* EXERCISE GOAL
Within the data, how many lines hold the word "Trending"? Answer with nothing but the number.

* PROVIDED DATA
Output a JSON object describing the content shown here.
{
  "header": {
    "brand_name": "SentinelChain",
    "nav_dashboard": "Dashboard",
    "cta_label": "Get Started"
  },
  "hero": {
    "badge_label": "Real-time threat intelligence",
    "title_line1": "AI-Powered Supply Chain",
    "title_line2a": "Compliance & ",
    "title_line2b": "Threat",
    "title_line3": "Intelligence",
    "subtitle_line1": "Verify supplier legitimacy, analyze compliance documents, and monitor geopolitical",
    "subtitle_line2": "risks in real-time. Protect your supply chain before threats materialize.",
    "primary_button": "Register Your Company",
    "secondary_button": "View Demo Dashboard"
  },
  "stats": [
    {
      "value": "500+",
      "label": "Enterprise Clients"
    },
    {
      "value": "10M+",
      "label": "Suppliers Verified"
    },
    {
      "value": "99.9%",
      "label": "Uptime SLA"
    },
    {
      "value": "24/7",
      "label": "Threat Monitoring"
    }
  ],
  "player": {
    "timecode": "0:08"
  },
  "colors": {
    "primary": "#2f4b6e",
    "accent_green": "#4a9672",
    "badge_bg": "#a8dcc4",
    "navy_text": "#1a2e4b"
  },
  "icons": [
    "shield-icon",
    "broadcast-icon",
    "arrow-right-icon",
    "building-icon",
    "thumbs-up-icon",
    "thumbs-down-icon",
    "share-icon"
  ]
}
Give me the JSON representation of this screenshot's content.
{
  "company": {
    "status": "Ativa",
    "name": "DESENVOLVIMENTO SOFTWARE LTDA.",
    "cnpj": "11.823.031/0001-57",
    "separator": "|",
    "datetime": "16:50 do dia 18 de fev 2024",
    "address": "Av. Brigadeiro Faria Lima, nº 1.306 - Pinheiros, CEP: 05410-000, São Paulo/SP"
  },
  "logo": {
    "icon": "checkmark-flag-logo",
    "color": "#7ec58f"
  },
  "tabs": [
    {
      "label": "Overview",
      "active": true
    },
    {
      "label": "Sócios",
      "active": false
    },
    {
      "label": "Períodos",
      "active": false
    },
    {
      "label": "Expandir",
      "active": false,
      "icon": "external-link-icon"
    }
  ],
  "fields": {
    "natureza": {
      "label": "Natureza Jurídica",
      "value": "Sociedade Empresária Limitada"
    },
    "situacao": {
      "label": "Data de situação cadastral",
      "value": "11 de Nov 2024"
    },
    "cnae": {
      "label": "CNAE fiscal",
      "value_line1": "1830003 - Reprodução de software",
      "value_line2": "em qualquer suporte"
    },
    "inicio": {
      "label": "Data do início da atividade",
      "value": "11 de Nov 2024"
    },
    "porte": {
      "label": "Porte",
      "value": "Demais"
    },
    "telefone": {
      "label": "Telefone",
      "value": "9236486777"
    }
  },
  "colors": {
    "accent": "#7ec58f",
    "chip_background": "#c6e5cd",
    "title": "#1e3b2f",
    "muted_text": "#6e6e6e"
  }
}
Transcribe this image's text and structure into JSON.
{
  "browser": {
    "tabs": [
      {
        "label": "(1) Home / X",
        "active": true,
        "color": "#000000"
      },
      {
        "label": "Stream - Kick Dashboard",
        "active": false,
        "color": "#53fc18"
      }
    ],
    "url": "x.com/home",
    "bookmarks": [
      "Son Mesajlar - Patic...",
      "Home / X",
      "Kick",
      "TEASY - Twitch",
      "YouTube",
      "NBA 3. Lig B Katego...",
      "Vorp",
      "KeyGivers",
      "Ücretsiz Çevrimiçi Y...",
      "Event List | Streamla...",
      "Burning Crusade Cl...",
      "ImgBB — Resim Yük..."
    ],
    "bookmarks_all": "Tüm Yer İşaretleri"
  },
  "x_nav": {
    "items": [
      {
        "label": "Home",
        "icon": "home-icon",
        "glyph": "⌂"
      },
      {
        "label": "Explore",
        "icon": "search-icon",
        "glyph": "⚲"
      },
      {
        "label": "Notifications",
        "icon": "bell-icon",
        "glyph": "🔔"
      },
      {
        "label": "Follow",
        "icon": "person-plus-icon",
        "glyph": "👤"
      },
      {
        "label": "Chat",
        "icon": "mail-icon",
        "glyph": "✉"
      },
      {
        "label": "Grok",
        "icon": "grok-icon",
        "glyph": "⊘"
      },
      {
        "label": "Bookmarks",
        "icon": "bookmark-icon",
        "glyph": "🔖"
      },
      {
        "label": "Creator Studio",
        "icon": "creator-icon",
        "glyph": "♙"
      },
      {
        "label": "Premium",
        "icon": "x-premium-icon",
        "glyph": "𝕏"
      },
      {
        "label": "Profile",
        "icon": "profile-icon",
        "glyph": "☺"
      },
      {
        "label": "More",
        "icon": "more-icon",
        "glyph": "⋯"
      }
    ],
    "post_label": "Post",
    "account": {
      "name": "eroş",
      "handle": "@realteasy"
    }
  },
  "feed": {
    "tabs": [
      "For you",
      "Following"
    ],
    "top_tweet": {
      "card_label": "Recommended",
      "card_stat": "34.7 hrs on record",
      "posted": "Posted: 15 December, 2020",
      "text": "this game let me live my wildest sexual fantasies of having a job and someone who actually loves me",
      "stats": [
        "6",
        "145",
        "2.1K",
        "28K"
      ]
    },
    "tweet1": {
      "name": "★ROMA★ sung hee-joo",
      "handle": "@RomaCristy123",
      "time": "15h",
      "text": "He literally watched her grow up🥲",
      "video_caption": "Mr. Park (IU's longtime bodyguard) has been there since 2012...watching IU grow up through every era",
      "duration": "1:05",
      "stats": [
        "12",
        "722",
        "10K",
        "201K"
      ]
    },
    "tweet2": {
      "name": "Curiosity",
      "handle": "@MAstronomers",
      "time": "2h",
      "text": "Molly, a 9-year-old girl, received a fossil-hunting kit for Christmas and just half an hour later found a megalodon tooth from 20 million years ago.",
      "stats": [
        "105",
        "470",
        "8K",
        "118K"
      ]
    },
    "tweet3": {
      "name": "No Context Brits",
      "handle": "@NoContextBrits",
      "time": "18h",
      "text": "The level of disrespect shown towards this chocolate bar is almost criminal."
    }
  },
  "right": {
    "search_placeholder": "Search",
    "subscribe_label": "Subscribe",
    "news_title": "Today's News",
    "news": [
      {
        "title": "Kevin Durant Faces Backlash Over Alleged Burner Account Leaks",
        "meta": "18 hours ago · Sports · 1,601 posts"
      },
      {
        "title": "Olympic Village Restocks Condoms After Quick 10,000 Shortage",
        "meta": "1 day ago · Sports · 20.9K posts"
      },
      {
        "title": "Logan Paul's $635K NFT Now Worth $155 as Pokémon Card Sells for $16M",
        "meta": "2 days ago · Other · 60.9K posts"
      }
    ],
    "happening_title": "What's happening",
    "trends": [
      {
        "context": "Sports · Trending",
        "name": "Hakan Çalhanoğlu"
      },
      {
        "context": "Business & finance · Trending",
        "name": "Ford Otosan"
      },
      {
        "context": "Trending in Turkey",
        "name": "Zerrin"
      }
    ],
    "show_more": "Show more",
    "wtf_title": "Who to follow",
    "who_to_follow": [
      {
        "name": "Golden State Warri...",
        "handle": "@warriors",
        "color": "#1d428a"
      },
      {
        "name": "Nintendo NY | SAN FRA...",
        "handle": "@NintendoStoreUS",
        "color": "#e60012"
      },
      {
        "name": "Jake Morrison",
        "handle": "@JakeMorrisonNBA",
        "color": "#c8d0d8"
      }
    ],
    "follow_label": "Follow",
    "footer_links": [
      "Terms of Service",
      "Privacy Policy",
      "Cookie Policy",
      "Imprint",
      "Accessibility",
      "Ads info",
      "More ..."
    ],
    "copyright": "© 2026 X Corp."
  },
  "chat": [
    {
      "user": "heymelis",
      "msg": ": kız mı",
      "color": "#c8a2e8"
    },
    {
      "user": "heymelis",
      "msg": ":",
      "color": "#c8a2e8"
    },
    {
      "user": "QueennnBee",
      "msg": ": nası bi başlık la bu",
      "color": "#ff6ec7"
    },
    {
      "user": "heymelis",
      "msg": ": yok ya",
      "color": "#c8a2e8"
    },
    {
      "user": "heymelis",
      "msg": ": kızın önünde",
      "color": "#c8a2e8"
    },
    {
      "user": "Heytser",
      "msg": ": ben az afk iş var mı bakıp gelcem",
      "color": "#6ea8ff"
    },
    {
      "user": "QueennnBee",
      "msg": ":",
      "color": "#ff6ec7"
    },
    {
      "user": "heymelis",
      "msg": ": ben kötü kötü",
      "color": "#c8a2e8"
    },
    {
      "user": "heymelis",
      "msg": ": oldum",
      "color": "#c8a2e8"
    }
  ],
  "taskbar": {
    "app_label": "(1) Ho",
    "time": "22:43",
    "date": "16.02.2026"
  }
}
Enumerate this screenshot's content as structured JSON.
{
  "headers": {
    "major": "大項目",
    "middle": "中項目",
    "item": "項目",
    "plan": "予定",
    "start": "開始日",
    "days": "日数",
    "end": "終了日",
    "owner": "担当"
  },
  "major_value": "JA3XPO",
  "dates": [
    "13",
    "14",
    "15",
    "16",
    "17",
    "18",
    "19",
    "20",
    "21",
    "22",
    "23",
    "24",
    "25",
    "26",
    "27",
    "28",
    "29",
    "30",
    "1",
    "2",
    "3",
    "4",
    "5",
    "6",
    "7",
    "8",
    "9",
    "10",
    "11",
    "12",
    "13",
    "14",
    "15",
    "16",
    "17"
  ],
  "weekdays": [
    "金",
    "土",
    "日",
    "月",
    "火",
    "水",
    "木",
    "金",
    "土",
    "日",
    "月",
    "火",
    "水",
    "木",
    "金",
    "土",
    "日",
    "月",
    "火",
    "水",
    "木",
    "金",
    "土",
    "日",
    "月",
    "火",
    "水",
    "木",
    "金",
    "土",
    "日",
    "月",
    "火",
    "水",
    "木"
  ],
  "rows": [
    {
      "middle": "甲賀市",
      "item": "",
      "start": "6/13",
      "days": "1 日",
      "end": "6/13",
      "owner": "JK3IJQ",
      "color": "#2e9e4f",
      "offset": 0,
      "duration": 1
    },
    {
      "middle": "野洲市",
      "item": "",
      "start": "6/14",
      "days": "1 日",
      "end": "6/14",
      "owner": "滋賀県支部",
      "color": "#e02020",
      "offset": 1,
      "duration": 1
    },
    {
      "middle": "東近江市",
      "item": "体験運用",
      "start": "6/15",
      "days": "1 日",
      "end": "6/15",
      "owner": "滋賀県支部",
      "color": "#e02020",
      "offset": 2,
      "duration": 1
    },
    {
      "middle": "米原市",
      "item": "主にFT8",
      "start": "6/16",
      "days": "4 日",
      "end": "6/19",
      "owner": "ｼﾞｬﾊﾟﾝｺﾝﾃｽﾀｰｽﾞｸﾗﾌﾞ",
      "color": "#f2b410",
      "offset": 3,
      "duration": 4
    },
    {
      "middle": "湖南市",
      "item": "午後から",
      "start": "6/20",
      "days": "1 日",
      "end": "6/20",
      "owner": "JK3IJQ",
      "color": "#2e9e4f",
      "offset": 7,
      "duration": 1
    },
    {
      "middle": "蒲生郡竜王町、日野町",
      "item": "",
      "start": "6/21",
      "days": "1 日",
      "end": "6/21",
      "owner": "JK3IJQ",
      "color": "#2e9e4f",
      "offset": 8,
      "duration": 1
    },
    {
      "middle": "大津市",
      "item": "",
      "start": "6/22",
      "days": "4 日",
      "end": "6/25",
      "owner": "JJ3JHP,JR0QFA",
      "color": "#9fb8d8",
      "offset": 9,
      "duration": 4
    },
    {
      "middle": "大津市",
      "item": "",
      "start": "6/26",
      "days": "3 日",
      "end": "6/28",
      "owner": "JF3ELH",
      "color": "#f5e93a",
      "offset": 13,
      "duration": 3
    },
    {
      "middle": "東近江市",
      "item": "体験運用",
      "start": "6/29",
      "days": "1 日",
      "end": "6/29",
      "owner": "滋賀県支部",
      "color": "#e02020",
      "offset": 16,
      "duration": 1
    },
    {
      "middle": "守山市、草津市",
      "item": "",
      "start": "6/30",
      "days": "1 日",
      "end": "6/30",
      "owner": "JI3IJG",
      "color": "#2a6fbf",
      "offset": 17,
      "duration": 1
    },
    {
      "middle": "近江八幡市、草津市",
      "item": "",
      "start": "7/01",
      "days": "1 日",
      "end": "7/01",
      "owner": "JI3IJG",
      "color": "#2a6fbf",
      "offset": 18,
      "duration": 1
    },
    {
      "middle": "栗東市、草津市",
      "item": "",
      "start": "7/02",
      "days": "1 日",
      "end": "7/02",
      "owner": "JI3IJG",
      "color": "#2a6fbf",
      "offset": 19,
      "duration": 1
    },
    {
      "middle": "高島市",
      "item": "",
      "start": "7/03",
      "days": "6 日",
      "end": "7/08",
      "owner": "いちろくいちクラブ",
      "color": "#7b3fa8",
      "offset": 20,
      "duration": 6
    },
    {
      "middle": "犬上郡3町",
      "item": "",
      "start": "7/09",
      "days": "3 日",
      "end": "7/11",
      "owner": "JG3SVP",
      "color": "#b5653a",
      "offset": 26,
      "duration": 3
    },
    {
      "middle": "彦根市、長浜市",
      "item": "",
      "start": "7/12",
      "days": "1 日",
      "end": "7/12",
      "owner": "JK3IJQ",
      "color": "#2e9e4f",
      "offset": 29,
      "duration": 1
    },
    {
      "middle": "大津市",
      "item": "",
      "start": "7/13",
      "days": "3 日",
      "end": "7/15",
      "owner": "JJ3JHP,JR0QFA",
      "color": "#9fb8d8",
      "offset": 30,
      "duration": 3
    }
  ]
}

* SOLVED EXERCISE
3